When it comes to suffering, I’m convinced God has more in mind for us than to simply avoid it, give it ibuprofen, divorce it, institutionalize it, or miraculously heal it. But how do we embrace that which God gives from his left hand? I have found a person’s contentment with impairment is directly proportional to the understanding of God and his Word. If a person with a disability is disappointed with God, it can usually be traced to a thin view of the God of the Bible.
Now you understand why I believe a “theology of brokenness” is desperately needed today—a theology that exalts the preeminence of God while underscoring his mercy and compassion to the frail and brokenhearted. It’s why I am so excited about the book you hold in your hands!
Disability and the Gospel provides exactly what the church needs today. I first met the author, Michael Beates, at a Reformed theology conference in 1992, and then, in the summer of 1993 at a family retreat that our ministry holds for special-needs families. Mike and Mary brought their five children including Jessica, their daughter with multiple disabilities. We struck up a conversation one afternoon and right away, I liked this man. I learned about his love for Reformed theology and his passion to preserve the integrity of God’s Word—yet he didn’t come across aloof and academic.

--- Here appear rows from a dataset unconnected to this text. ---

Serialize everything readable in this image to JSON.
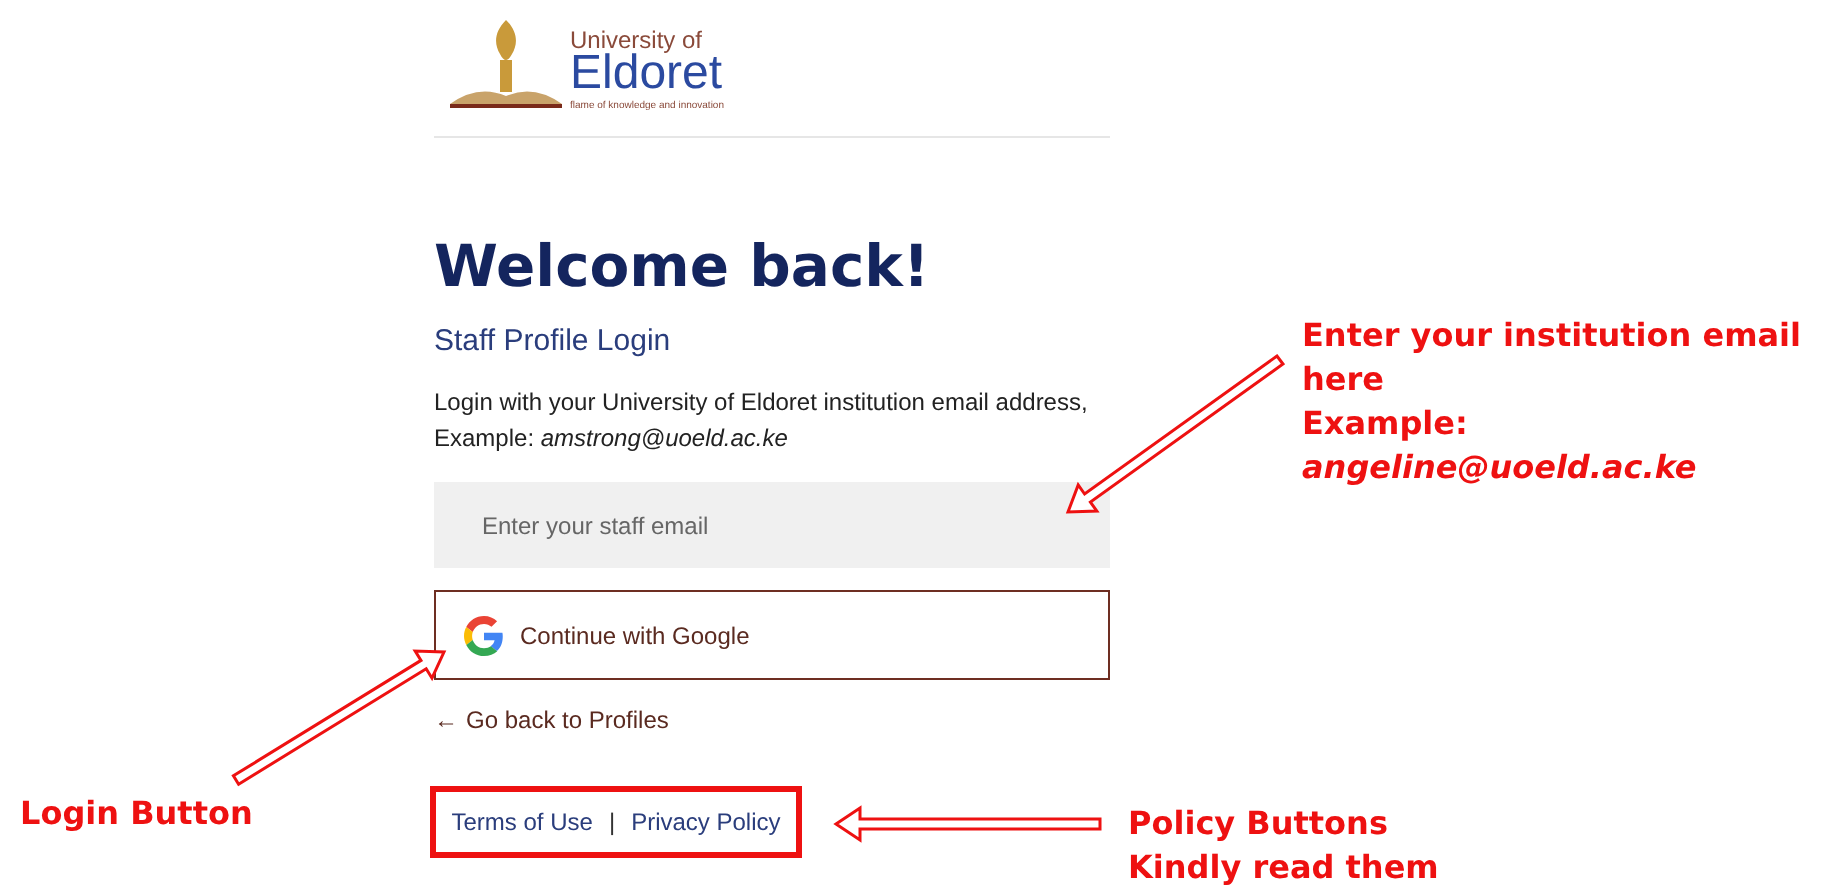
{
  "logo": {
    "line_1": "University of",
    "line_2": "Eldoret",
    "tagline": "flame of knowledge and innovation"
  },
  "heading": "Welcome back!",
  "subtitle": "Staff Profile Login",
  "intro": "Login with your University of Eldoret institution email address, Example: *amstrong@uoeld.ac.ke*",
  "email_field": {
    "placeholder": "Enter your staff email"
  },
  "google_button": {
    "label": "Continue with Google"
  },
  "back_link": {
    "arrow": "←",
    "label": "Go back to Profiles"
  },
  "footer_links": [
    {
      "label": "Terms of Use"
    },
    {
      "label": "Privacy Policy"
    }
  ],
  "footer_separator": "|",
  "annotations": [
    {
      "kind": "email",
      "lines": [
        {
          "text": "Enter your institution email",
          "kind": "plain"
        },
        {
          "text": "here",
          "kind": "plain"
        },
        {
          "text": "Example:",
          "kind": "plain"
        },
        {
          "text": "angeline@uoeld.ac.ke",
          "kind": "emphasis"
        }
      ]
    },
    {
      "kind": "login",
      "lines": [
        {
          "text": "Login Button",
          "kind": "plain"
        }
      ]
    },
    {
      "kind": "policy",
      "lines": [
        {
          "text": "Policy Buttons",
          "kind": "plain"
        },
        {
          "text": "Kindly read them",
          "kind": "plain"
        }
      ]
    }
  ]
}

Mike explained that years of raising his disabled daughter had softened his edges—here was a student of God’s Word who didn’t live in an ivory tower but in a real world with real pain.
I could wax on about Michael’s theological background, teaching experience, and degrees. But what I want you to mostly know about him is his zeal for Jesus Christ and his deep desire to reach families affected by disability with gospel hope—it’s why he’s helped us deliver wheelchairs around the world to needy disabled people, serving with us in Africa and Eastern Europe. As our ministry grew, I realized we needed someone like Mike to serve as a watchdog, helping to keep our theological underpinnings secure. So I asked him to serve on the International Board of Directors of Joni and Friends in 2000.
And I wish I could adequately express how happy I am about his new book, Disability and the Gospel, because there are thousands of families like the Beates family and millions of people like me whose disabilities force hard-hitting questions about God and the church:
What does a pastor say when disability hits a family in his congregation broadside? How do Christian education directors respond when autism becomes a serious matter in the classroom? How does the church get engaged with issues that impact our culture, like physician-assisted suicide? What does it take to get a congregation to recognize its weaker members as “indispensable”? In short, how do we grab the church by its shoulders and shake some sense into it about “glorying in our infirmities”?
This excellent resource by Michael Beates gives solid answers to tough questions like these and more. It is my heartfelt prayer that you will take the insights in Disability and the Gospel and use them as a guide and resource for your church family. And don’t be surprised if you see a sudden outbreak of heaven-sent power ripple through your life and the life of your congregation—for God’s power always shows up best in brokenness. And you don’t have to break your neck to believe it.
Readers also may want to be aware of a conference this fall at Bethlehem Baptist Church in Minneapolis: “The Works of God: God’s Good Design in Disability.” There is a great group of speakers: Nancy Guthrie, Mark Talbot, Greg Lucas, and John Piper.